DDR3 — the outgoing standard of DRAM — operates at both a higher voltage (using more power and producing more heat) than DDR4, while attaining lower clock speeds in the process (negative), but also lower timings (positive). DDR4 can also utilise quad memory channels — allowing for four communication streams between the modules and the controller, thus increasing performance. So there are a handful of advantages.
ADATA was the first company to officially launch their non-enterprise offering last week, dubbed XPG Z1, claiming clock speeds of 2.8GHz at just 1.2 V. That would’ve been practically unheard of just a few years ago, but for this performance boost, gamers will need to shell out all the money. Just how much exactly?
Although not yet released, Intel’s X99 “Wellsburg” enthusiast chipset will be the first to support DDR4 and quad-channel operation. Incredibly, it will also host 14 USB ports — six USB 3.0 and eight USB 2.0, — 10 SATA 6Gbps ports and eight PCI-E ports. But standard maximum memory clocks might be pegged at 2133MHz — on par with current DDR3 modules. MSI’s board with this chipset will retail for an alleged US$999. As attractive as this may sound, is it ultimately worth it?
Not for the remainder of the year, or perhaps, not at least until price equalises between the current and emerging standards.
Understandably, the world hasn’t seen a new DDR revision since the third was released back in 2007 and we’re all excited at the possiblities. Although DDR4 brings lower voltages for higher data transfer capabilities and quad-channel operation, it’s too early to purchase DDR4-capable equipment because it just costs too much. It was the same when DDR2 and DDR3 just released.

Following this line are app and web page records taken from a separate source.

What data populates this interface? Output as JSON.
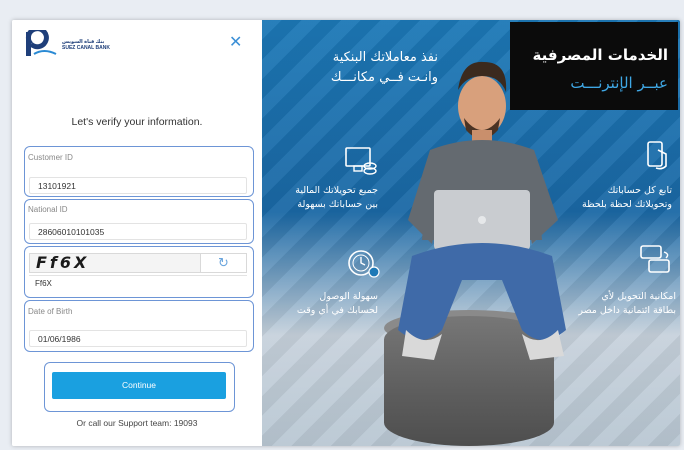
{
  "brand": {
    "name": "SUEZ CANAL BANK",
    "name_ar": "بنك قناة السويس"
  },
  "form": {
    "title": "Let's verify your information.",
    "customer_id": {
      "label": "Customer ID",
      "value": "13101921"
    },
    "national_id": {
      "label": "National ID",
      "value": "28606010101035"
    },
    "captcha": {
      "image_text": "Ff6X",
      "value": "Ff6X"
    },
    "dob": {
      "label": "Date of Birth",
      "value": "01/06/1986"
    },
    "continue_label": "Continue",
    "support_text": "Or call our Support team: 19093"
  },
  "promo": {
    "headline_line1": "نفذ معاملاتك البنكية",
    "headline_line2": "وانـت فــي مكانـــك",
    "banner_line1": "الخدمات المصرفية",
    "banner_line2": "عبــر الإنترنـــت",
    "features": [
      {
        "icon": "phone-hand-icon",
        "line1": "تابع كل حساباتك",
        "line2": "وتحويلاتك لحظة بلحظة"
      },
      {
        "icon": "transfer-cards-icon",
        "line1": "امكانية التحويل لأي",
        "line2": "بطاقة ائتمانية داخل مصر"
      },
      {
        "icon": "money-monitor-icon",
        "line1": "جميع تحويلاتك المالية",
        "line2": "بين حساباتك بسهولة"
      },
      {
        "icon": "clock-24-icon",
        "line1": "سهولة الوصول",
        "line2": "لحسابك في أي وقت"
      }
    ]
  },
  "colors": {
    "accent": "#1aa0e0",
    "field_border": "#6d95d6",
    "promo_blue": "#1c78b6"
  },
  "icons": {
    "close": "close-icon",
    "refresh": "refresh-icon"
  }
}
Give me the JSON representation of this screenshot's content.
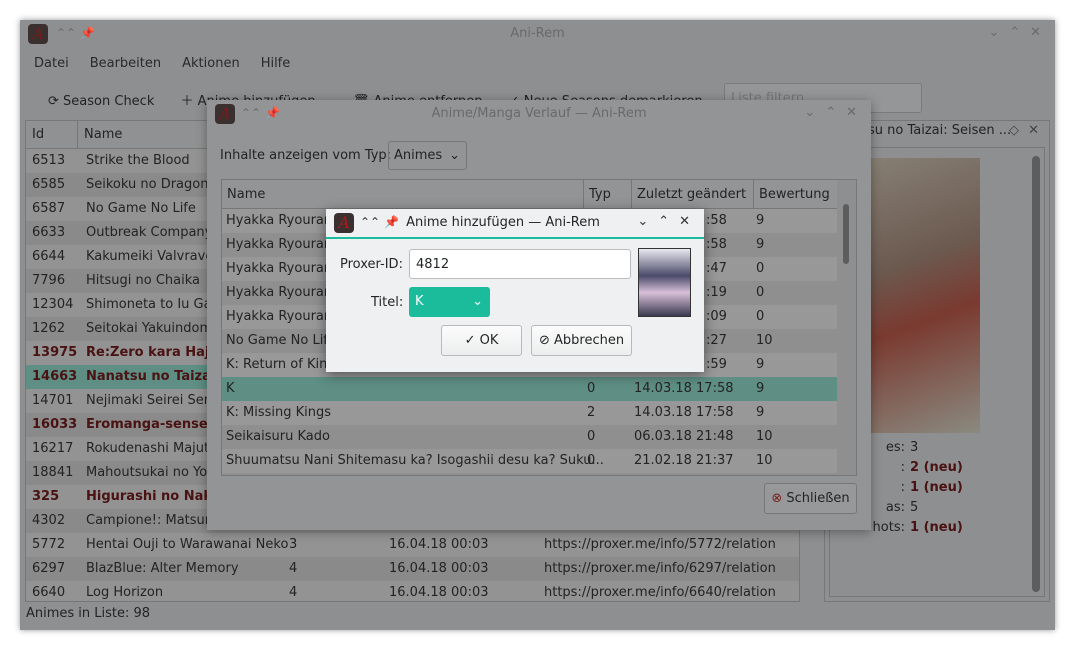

Once price parity occurs between DDR3 and DDR4 — sometime in 2016, suggests Mike Howard, memory analyst at the research firm IHS talking to PCWorld — there will be no reason not to go for the newer technology. But in terms of performance versus price, DDR3 is the current standard, at least until next year.
Featured Image: William Warby via Flickr